Doha, Qatar – Qatar’s gymnastics training centre is alive with activity as the Ukrainian gymnastics team and other world-class athletes double flip over the vault and perform intricate turns on the horizontal bars.
The Ukrainian team judge Bohdan Makuts introduces himself with a warm smile while keeping an eagle eye on the gymnasts. He understands from decades of experience, how politics consistently overshadows sport, even as athletes try to steer clear.
His country is at war with Russia, his wife is taking care of his 81-year-old mother in the capital, Kyiv, a city under bombardment.
More than 4,000km (2,485 miles) away in Doha, he is supporting a team training for world championships. It is a mental balance beam that he seems to navigate with athletic professionalism.
Bohdan was born in Lviv in 1960, which was then folded into the Soviet Union. His city, which borders Poland, has recently become a thoroughfare for refugees escaping from the war. The first time he saw how politics could overshadow sport was while he was competing in the 1980 Summer Olympics in Moscow.
Eighty countries were represented, the lowest number for three decades. That is because it ran concurrently with the Soviet-Afghan war, which led to 66 countries boycotting the games. That year, he says, he pushed on. “I trained for eight hours a day in Moscow, it was really hard work.”
It paid off after he became the 1980 World Cup all-round champion.
He explains that politics were prevalent in everything he did. “I couldn’t visit the United States, Britain and Germany … I couldn’t go to Los Angeles for the Olympics” after the Soviet Union boycotted its 1984 Summer Olympics.
His communist country was ideologically and physically cut off from the West. But his mantra, something he repeated throughout the interview, was to work hard.
Behind him, athlete Ilia Kovtan practised on the horizontal bar, spinning and performing intricate hand grips with apparent ease. He was immediately recognisable.
A photo taken during last month’s medals ceremony hit the world headlines after Russian gymnast Ivan Kuliak stood next to him with the letter Z taped to his shirt. It has become a symbol of the Russian military and support for President Vladimir Putin going to war in Ukraine. The gymnastics governing body, FIG, has condemned the move and he faces a lengthy ban.
But Bohdan says this had little effect on the Ukrainian gymnasts.
“We didn’t see this we only noticed when the photographer’s pictures came out later, it was not during the competition but only happened at the podium. To be honest, it’s a political problem … What he did is his issue and our goal is just to compete.”
It comes at a time when the International Olympics Committee has recommended against allowing Russia and its ally Belarus to take part under the name or flag of their countries. They should only be accepted as neutral athletes with no national symbols to be displayed.

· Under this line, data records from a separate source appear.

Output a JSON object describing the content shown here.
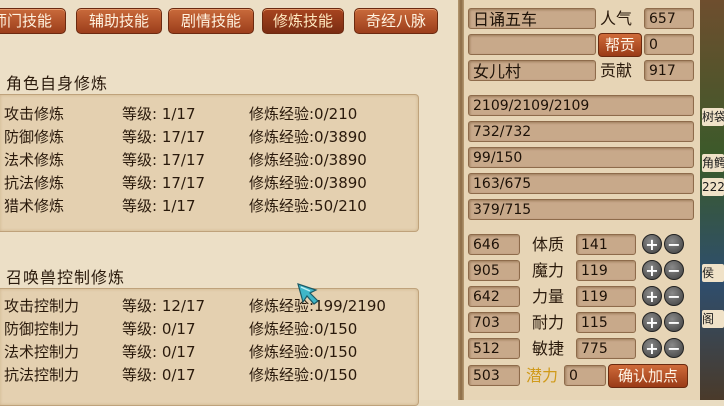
{
  "tabs": [
    {
      "label": "师门技能",
      "active": false
    },
    {
      "label": "辅助技能",
      "active": false
    },
    {
      "label": "剧情技能",
      "active": false
    },
    {
      "label": "修炼技能",
      "active": true
    },
    {
      "label": "奇经八脉",
      "active": false
    }
  ],
  "self_cultivation": {
    "title": "角色自身修炼",
    "rows": [
      {
        "name": "攻击修炼",
        "level": "等级:  1/17",
        "exp": "修炼经验:0/210"
      },
      {
        "name": "防御修炼",
        "level": "等级: 17/17",
        "exp": "修炼经验:0/3890"
      },
      {
        "name": "法术修炼",
        "level": "等级: 17/17",
        "exp": "修炼经验:0/3890"
      },
      {
        "name": "抗法修炼",
        "level": "等级: 17/17",
        "exp": "修炼经验:0/3890"
      },
      {
        "name": "猎术修炼",
        "level": "等级:  1/17",
        "exp": "修炼经验:50/210"
      }
    ]
  },
  "pet_cultivation": {
    "title": "召唤兽控制修炼",
    "rows": [
      {
        "name": "攻击控制力",
        "level": "等级: 12/17",
        "exp": "修炼经验:199/2190"
      },
      {
        "name": "防御控制力",
        "level": "等级:  0/17",
        "exp": "修炼经验:0/150"
      },
      {
        "name": "法术控制力",
        "level": "等级:  0/17",
        "exp": "修炼经验:0/150"
      },
      {
        "name": "抗法控制力",
        "level": "等级:  0/17",
        "exp": "修炼经验:0/150"
      }
    ]
  },
  "info": {
    "title_value": "日诵五车",
    "popularity_label": "人气",
    "popularity_value": "657",
    "gang_button": "帮贡",
    "gang_value": "0",
    "gang_name": "",
    "sect_value": "女儿村",
    "contribution_label": "贡献",
    "contribution_value": "917"
  },
  "stat_bars": [
    "2109/2109/2109",
    "732/732",
    "99/150",
    "163/675",
    "379/715"
  ],
  "attributes": [
    {
      "left": "646",
      "label": "体质",
      "value": "141"
    },
    {
      "left": "905",
      "label": "魔力",
      "value": "119"
    },
    {
      "left": "642",
      "label": "力量",
      "value": "119"
    },
    {
      "left": "703",
      "label": "耐力",
      "value": "115"
    },
    {
      "left": "512",
      "label": "敏捷",
      "value": "775"
    }
  ],
  "potential": {
    "left": "503",
    "label": "潜力",
    "value": "0"
  },
  "confirm_button": "确认加点",
  "plus_symbol": "+",
  "minus_symbol": "−",
  "strip_texts": [
    "树袋",
    "角鳄",
    "222",
    "侯",
    "阁"
  ],
  "colors": {
    "accent_red": "#b04a22",
    "potential_label": "#d09a1a"
  }
}
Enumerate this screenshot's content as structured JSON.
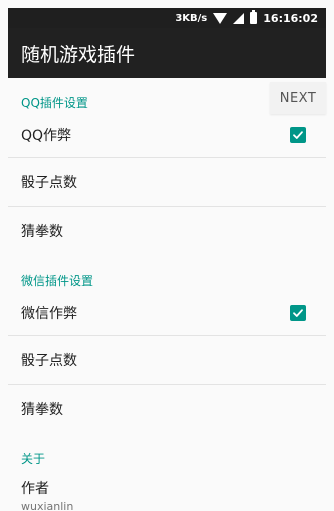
{
  "status_bar": {
    "speed": "3KB/s",
    "time": "16:16:02",
    "icons": [
      "wifi-icon",
      "signal-icon",
      "battery-icon"
    ]
  },
  "app_bar": {
    "title": "随机游戏插件"
  },
  "next_button": {
    "label": "NEXT"
  },
  "sections": {
    "qq": {
      "title": "QQ插件设置",
      "cheat_label": "QQ作弊",
      "cheat_checked": true,
      "dice_label": "骰子点数",
      "rps_label": "猜拳数"
    },
    "wechat": {
      "title": "微信插件设置",
      "cheat_label": "微信作弊",
      "cheat_checked": true,
      "dice_label": "骰子点数",
      "rps_label": "猜拳数"
    },
    "about": {
      "title": "关于",
      "author_label": "作者",
      "author_value": "wuxianlin"
    }
  },
  "colors": {
    "accent": "#009688",
    "app_bar": "#212121",
    "status_bar": "#1f1f1f"
  }
}
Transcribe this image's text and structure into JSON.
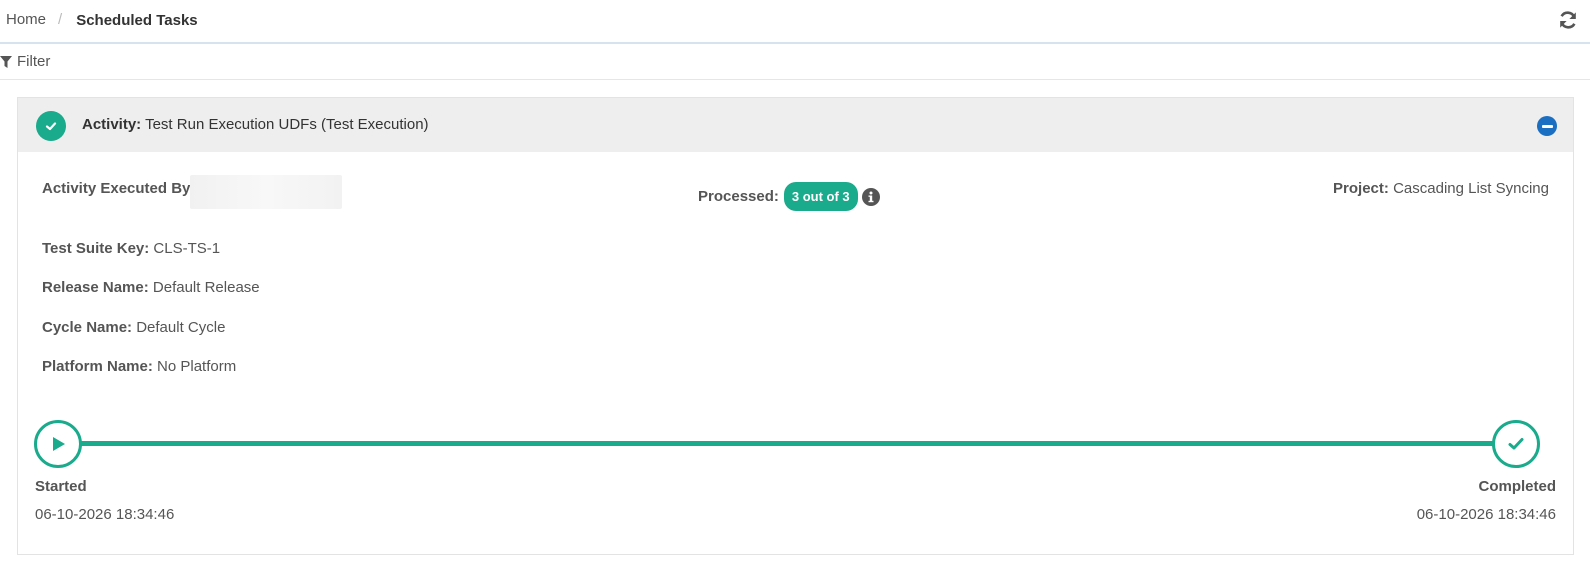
{
  "breadcrumb": {
    "home": "Home",
    "separator": "/",
    "current": "Scheduled Tasks"
  },
  "toolbar": {
    "refresh_icon": "refresh-icon"
  },
  "filter": {
    "label": "Filter",
    "icon": "filter-icon"
  },
  "activity": {
    "label": "Activity:",
    "name": "Test Run Execution UDFs (Test Execution)",
    "status_icon": "check-circle-icon",
    "collapse_icon": "minus-circle-icon",
    "executed_by_label": "Activity Executed By",
    "processed_label": "Processed:",
    "processed_badge": "3 out of 3",
    "project_label": "Project:",
    "project_value": "Cascading List Syncing",
    "fields": [
      {
        "label": "Test Suite Key:",
        "value": "CLS-TS-1"
      },
      {
        "label": "Release Name:",
        "value": "Default Release"
      },
      {
        "label": "Cycle Name:",
        "value": "Default Cycle"
      },
      {
        "label": "Platform Name:",
        "value": "No Platform"
      }
    ],
    "timeline": {
      "progress": 1.0,
      "start_label": "Started",
      "start_time": "06-10-2026 18:34:46",
      "end_label": "Completed",
      "end_time": "06-10-2026 18:34:46"
    }
  },
  "colors": {
    "accent": "#1aaa8c",
    "collapse": "#1b6fc2",
    "header_bg": "#eeeeee"
  }
}
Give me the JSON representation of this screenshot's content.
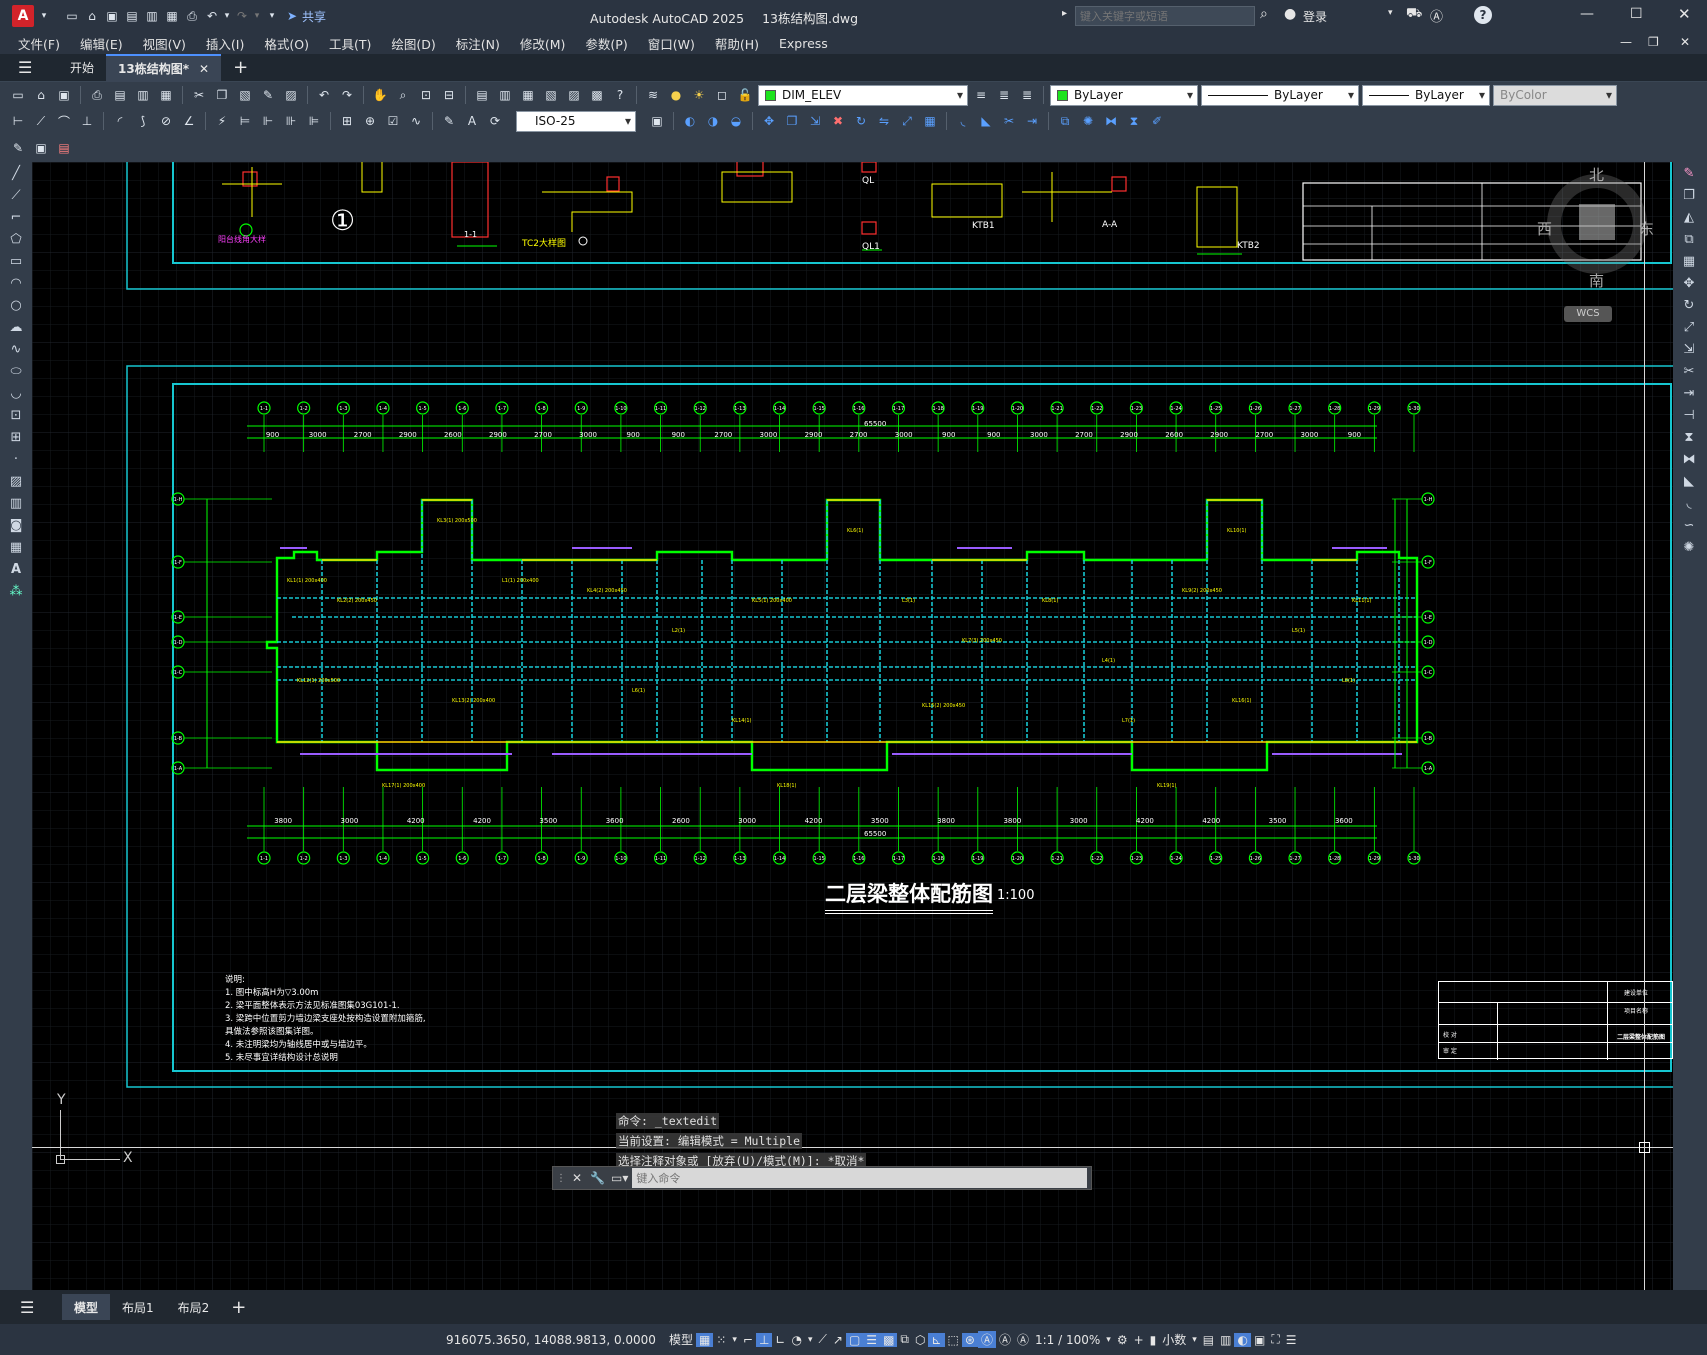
{
  "window": {
    "app_badge": "A",
    "title": "Autodesk AutoCAD 2025",
    "file": "13栋结构图.dwg",
    "search_placeholder": "键入关键字或短语",
    "login": "登录",
    "share": "共享"
  },
  "menu": [
    "文件(F)",
    "编辑(E)",
    "视图(V)",
    "插入(I)",
    "格式(O)",
    "工具(T)",
    "绘图(D)",
    "标注(N)",
    "修改(M)",
    "参数(P)",
    "窗口(W)",
    "帮助(H)",
    "Express"
  ],
  "tabs": {
    "start": "开始",
    "active": "13栋结构图*"
  },
  "toolbar": {
    "layer": "DIM_ELEV",
    "color": "ByLayer",
    "linetype": "ByLayer",
    "lineweight": "ByLayer",
    "plotstyle": "ByColor",
    "dimstyle": "ISO-25"
  },
  "drawing": {
    "title": "二层梁整体配筋图",
    "scale": "1:100",
    "total_dim": "65500",
    "notes_title": "说明:",
    "notes": [
      "1. 图中标高H为▽3.00m",
      "2. 梁平面整体表示方法见标准图集03G101-1.",
      "3. 梁跨中位置剪力墙边梁支座处按构造设置附加箍筋,",
      "   具做法参照该图集详图。",
      "4. 未注明梁均为轴线居中或与墙边平。",
      "5. 未尽事宜详结构设计总说明"
    ],
    "top_dims": [
      "900",
      "3000",
      "2700",
      "2900",
      "2600",
      "2900",
      "2700",
      "3000",
      "900",
      "900",
      "2700",
      "3000",
      "2900",
      "2700",
      "3000",
      "900",
      "900",
      "3000",
      "2700",
      "2900",
      "2600",
      "2900",
      "2700",
      "3000",
      "900"
    ],
    "bottom_dims": [
      "3800",
      "3000",
      "4200",
      "4200",
      "3500",
      "3600",
      "2600",
      "3000",
      "4200",
      "3500",
      "3800",
      "3800",
      "3000",
      "4200",
      "4200",
      "3500",
      "3600"
    ],
    "axis_top": [
      "1-1",
      "1-2",
      "1-3",
      "1-4",
      "1-5",
      "1-6",
      "1-7",
      "1-8",
      "1-9",
      "1-10",
      "1-11",
      "1-12",
      "1-13",
      "1-14",
      "1-15",
      "1-16",
      "1-17",
      "1-18",
      "1-19",
      "1-20",
      "1-21",
      "1-22",
      "1-23",
      "1-24",
      "1-25",
      "1-26",
      "1-27",
      "1-28",
      "1-29",
      "1-30"
    ],
    "axis_left": [
      "1-H",
      "1-F",
      "1-E",
      "1-D",
      "1-C",
      "1-B",
      "1-A"
    ],
    "labels_top": [
      "①",
      "阳台线角大样",
      "TC2大样图",
      "KTB1",
      "KTB2",
      "A-A",
      "QL",
      "QL1",
      "1-1"
    ],
    "compass": {
      "n": "北",
      "s": "南",
      "e": "东",
      "w": "西",
      "wcs": "WCS"
    },
    "ucs": {
      "y": "Y",
      "x": "X"
    },
    "titleblock": {
      "row1": "建设单位",
      "row2": "项目名称",
      "row3": "校 对",
      "row4": "审 定",
      "sheet": "二层梁整体配筋图"
    }
  },
  "command": {
    "line1": "命令: _textedit",
    "line2": "当前设置: 编辑模式 = Multiple",
    "line3": "选择注释对象或 [放弃(U)/模式(M)]: *取消*",
    "placeholder": "键入命令"
  },
  "layouts": [
    "模型",
    "布局1",
    "布局2"
  ],
  "status": {
    "coords": "916075.3650, 14088.9813, 0.0000",
    "mode": "模型",
    "scale": "1:1 / 100%",
    "units": "小数"
  }
}
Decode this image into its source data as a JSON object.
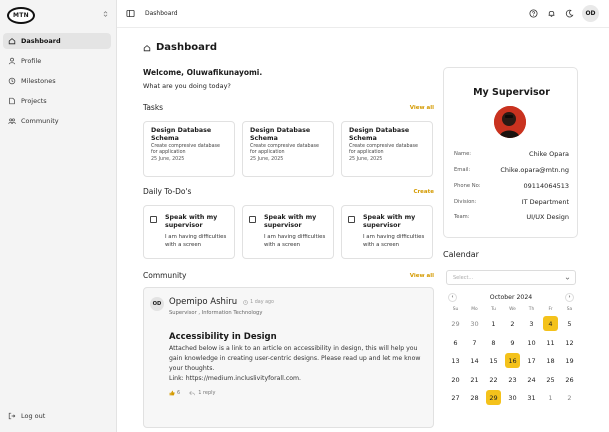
{
  "brand": {
    "logo_text": "MTN",
    "chevron": "⌃\n⌄"
  },
  "sidebar": {
    "items": [
      {
        "label": "Dashboard",
        "icon": "home-icon",
        "active": true
      },
      {
        "label": "Profile",
        "icon": "user-icon",
        "active": false
      },
      {
        "label": "Milestones",
        "icon": "milestone-icon",
        "active": false
      },
      {
        "label": "Projects",
        "icon": "folder-icon",
        "active": false
      },
      {
        "label": "Community",
        "icon": "community-icon",
        "active": false
      }
    ],
    "logout_label": "Log out"
  },
  "topbar": {
    "breadcrumb": "Dashboard",
    "avatar_initials": "OD"
  },
  "main": {
    "page_title": "Dashboard",
    "welcome": "Welcome, Oluwafikunayomi.",
    "subtitle": "What are you doing today?",
    "tasks": {
      "title": "Tasks",
      "link": "View all",
      "items": [
        {
          "title": "Design Database Schema",
          "desc": "Create compresive database for application",
          "date": "25 June, 2025"
        },
        {
          "title": "Design Database Schema",
          "desc": "Create compresive database for application",
          "date": "25 June, 2025"
        },
        {
          "title": "Design Database Schema",
          "desc": "Create compresive database for application",
          "date": "25 June, 2025"
        }
      ]
    },
    "todos": {
      "title": "Daily To-Do's",
      "link": "Create",
      "items": [
        {
          "title": "Speak with my supervisor",
          "desc": "I am having difficulties with a screen"
        },
        {
          "title": "Speak with my supervisor",
          "desc": "I am having difficulties with a screen"
        },
        {
          "title": "Speak with my supervisor",
          "desc": "I am having difficulties with a screen"
        }
      ]
    },
    "community": {
      "title": "Community",
      "link": "View all",
      "post": {
        "avatar": "OD",
        "author": "Opemipo Ashiru",
        "time": "1 day ago",
        "role": "Supervisor , Information Technology",
        "heading": "Accessibility in Design",
        "body": "Attached below is a link to an article on accessibility in design, this will help you gain knowledge in creating user-centric designs. Please read up and let me know your thoughts.",
        "link": "Link: https://medium.incluslivityforall.com.",
        "likes": "6",
        "replies": "1 reply"
      }
    }
  },
  "supervisor": {
    "title": "My Supervisor",
    "fields": [
      {
        "label": "Name:",
        "value": "Chike Opara"
      },
      {
        "label": "Email:",
        "value": "Chike.opara@mtn.ng"
      },
      {
        "label": "Phone No:",
        "value": "09114064513"
      },
      {
        "label": "Division:",
        "value": "IT Department"
      },
      {
        "label": "Team:",
        "value": "UI/UX Design"
      }
    ]
  },
  "calendar": {
    "title": "Calendar",
    "select_placeholder": "Select...",
    "month": "October 2024",
    "prev": "‹",
    "next": "›",
    "weekdays": [
      "Su",
      "Mo",
      "Tu",
      "We",
      "Th",
      "Fr",
      "Sa"
    ],
    "weeks": [
      [
        "29",
        "30",
        "1",
        "2",
        "3",
        "4",
        "5"
      ],
      [
        "6",
        "7",
        "8",
        "9",
        "10",
        "11",
        "12"
      ],
      [
        "13",
        "14",
        "15",
        "16",
        "17",
        "18",
        "19"
      ],
      [
        "20",
        "21",
        "22",
        "23",
        "24",
        "25",
        "26"
      ],
      [
        "27",
        "28",
        "29",
        "30",
        "31",
        "1",
        "2"
      ]
    ],
    "highlighted": [
      "0-5",
      "2-3",
      "4-2"
    ],
    "muted": [
      "0-0",
      "0-1",
      "4-5",
      "4-6"
    ],
    "highlight_color": "#f4c21b"
  },
  "colors": {
    "accent": "#d49a00",
    "sidebar_bg": "#f4f4f4"
  }
}
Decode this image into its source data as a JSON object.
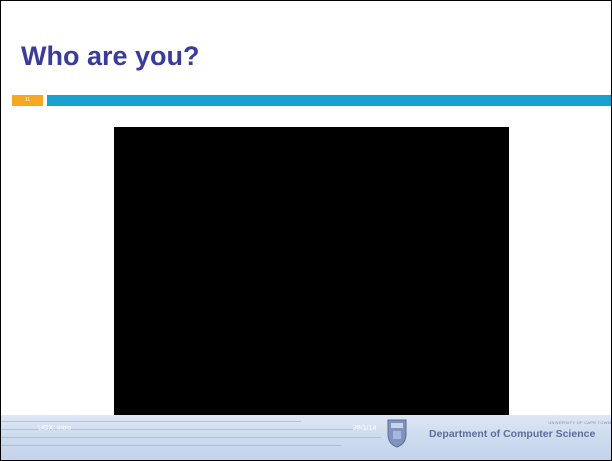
{
  "slide": {
    "title": "Who are you?",
    "slide_number": "11"
  },
  "footer": {
    "course": "UGX: Intro",
    "date": "28/1/14",
    "university": "UNIVERSITY OF CAPE TOWN",
    "department": "Department of Computer Science"
  },
  "colors": {
    "title": "#3b3b9a",
    "accent_orange": "#f5a623",
    "accent_blue": "#1aa0d0",
    "video_background": "#000000"
  }
}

More than 25 federations followed the advice, including that of athletics, football, badminton, basketball, cycling, motor racing, Paralympics and the FIG.
Many sportspeople have spoken out against the war since, including Russian chess Grandmaster Garry Kasparov, Ukrainian gymnast Oleg Verniaiev and tennis player Elina Svitolina.
Perhaps the most well-known among them are former heavyweight boxer brothers and Hall of Famers Vitali and Wladimir Klitschko – who have taken up arms after enlisting in the Ukrainian reserve army.
Kremlin spokesman Dmitry Peskov condemned the last-minute ban on the Paralympic team in Beijing, saying, “The situation is monstrous, of course. This is a disgrace for the International Paralympic Committee.”
In the gymnasium, the athletes remain professional, continuing to work out on the apparatus in a flurry of activity. But the stress of the war clearly overshadows the interview.
Pointing to a mobile defibrillator, Bohdan tells media coordinator Natali Khaian that Ukraine desperately needs them for the front line. Natali is a chef, but when the war began, she joined a group called Ukraine SOS and with the Ukrainian embassy in Qatar, leapt into action, coordinating all media activities – from sports teams to verifying videos of the war.
She says the competing teenagers cannot be interviewed as their positions are too vulnerable and they are focusing on keeping their mental and physical health stable. Natali and Bohdan hold a sunny disposition as they introduce their two female star athletes, jesting to guess their age to make them laugh (they look much younger than they are) but their smiles fade quickly.
Natali says: “They didn’t know what to do from the beginning, who they could talk to, who they could trust because at the end of the day its politics and they don’t want to be involved in it so they try to remain in the shadows.”
Two events in Kyiv have been cancelled so the team and individual gymnasts will continue competing in Egypt then Azerbaijan.
They hope to compete in the world championships in the UK in November, but they cannot do this until they retrieve the full team from Ukraine, something they are working towards.
For now, the judge and coaches help the young gymnasts to not dwell on what is going on at home with their family and friends, but focus on what they can control, winning competitions.